Soldiers killed in Afghanistan called ‘patriots’ by fellow Guardsman
Nevada Appeal News Service
Chief Warrant Officer John M. Flynn, 36, of Sparks, and Sgt. Patrick D. Stewart, 35, of Fernley, both from Company D, 113th Aviation Unit of the Nevada Army National Guard based in Stead were among five soldiers who died Sunday in a helicopter crash in Afghanistan.
The soldiers, including two from Oregon and one from Arizona, crashed near Daychopan district in the rugged, mountainous, southern Zabul province.
Washoe County Sheriff’s Office Incline Village Substation Commander Gregg Lubbe knew and served with both men. Flynn and his family were especially close to Lubbe’s thoughts this week.
“I guess I sound like a bit of a Boy Scout when I say this,” Lubbe said. “But both those men were patriots. They died doing what they felt was right. They died serving their country. All politics and opinions aside, they felt they had a job to do, and they did it better than anyone else.”
Lubbe, also a chief warrant officer, celebrated his 20th anniversary with the armed services Sunday. He recently stepped down from command of the 126th Medical Company in Northern Nevada. His time spent with Flynn dates back to the 1980s.
“Back then, we flew Huey (helicopters),” Lubbe said. “Flynn was a medic. He eventually went to flight school in the early 1990s, and in the late 1990s transferred to D Company.
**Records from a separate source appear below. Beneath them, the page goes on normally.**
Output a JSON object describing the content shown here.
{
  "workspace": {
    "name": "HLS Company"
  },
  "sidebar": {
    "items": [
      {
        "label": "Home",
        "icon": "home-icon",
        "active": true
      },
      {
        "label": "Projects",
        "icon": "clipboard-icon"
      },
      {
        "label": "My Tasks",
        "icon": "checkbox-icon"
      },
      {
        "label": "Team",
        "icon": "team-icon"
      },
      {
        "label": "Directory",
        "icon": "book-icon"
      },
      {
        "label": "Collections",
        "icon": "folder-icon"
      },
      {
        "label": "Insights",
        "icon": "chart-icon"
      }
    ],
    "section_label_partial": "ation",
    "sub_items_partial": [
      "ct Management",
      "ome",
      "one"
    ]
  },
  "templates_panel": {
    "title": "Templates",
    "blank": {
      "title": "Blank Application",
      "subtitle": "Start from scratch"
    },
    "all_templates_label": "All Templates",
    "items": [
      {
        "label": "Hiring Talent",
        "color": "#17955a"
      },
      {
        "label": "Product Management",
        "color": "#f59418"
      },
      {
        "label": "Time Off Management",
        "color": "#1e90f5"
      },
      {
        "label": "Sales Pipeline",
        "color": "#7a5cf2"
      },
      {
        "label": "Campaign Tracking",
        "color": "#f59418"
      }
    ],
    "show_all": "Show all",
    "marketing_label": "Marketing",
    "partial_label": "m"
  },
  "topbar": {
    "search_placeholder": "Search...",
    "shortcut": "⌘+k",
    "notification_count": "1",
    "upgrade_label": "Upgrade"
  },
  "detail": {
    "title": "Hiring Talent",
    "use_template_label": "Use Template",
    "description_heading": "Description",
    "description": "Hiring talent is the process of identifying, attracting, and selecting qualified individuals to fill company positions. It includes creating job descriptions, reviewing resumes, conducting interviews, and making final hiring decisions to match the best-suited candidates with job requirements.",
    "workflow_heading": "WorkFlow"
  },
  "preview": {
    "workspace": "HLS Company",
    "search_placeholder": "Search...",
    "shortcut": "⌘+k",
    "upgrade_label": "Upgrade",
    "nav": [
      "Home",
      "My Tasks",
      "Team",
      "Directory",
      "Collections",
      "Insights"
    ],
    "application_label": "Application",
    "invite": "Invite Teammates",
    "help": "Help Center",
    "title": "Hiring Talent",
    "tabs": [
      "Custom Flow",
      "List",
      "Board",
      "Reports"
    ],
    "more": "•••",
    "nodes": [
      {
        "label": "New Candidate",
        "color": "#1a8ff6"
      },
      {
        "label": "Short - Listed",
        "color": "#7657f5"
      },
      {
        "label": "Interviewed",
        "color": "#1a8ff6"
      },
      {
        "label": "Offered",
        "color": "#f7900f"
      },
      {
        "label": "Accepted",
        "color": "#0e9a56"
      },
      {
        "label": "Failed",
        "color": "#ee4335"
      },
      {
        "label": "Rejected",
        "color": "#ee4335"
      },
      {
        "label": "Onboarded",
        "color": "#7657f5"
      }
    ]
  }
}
“In that time, he was able to start a successful business as a contractor in Reno, marry, and raise a family. He was a remarkable person.”
Flynn, a pilot and instructor, joined the Nevada Guard in 1988. Stewart, a repair technician who had been in the Nevada Guard for 11 years, also served in Desert Storm, military officials said.
“When something like this happens, it hits right at home,” Brig. Gen. Randall Sayre told reporters Monday at the Stead base north of Reno.
Lt. Col. Bob Harington said it is “a very personal matter for everyone in our guard community.”
“The guard is a family of soldiers, if you will,” he said. “We tend to stay in units for a long time. I would say the majority of the unit has known at least one of them for a number of years.”
Lubbe said the military guard “family” is a tight one, but a loss like this is “taken a bit differently.”
“I think a lot of us in the guard are more afraid of going because we fell off a ladder in the garage or choked on an olive at a cocktail party,” Lubbe said. “Of course, all of us would like to die as 95-year-old men sitting in a rocker overlooking the Mediterranean.
“But when you sign up to serve, when you have a dedication to your country, when this is what you love to do, this is sometimes how it has to be.”
Daychopan has been the scene of some of the fiercest fighting with Taliban rebels.
“One thing I do know is we send some of the best-trained pilots there,” said Lubbe. “Our Nevada boys deal with flying (in) forest fires while they’re doing their regular jobs, which you could say because of the altitude and conditions is a lot more challenging than some combat fighting.
“So when we go in, we’re the best. We’re not cocky, just confident. The men who were lost will never be replaced.”
n The Associated Press contributed to this story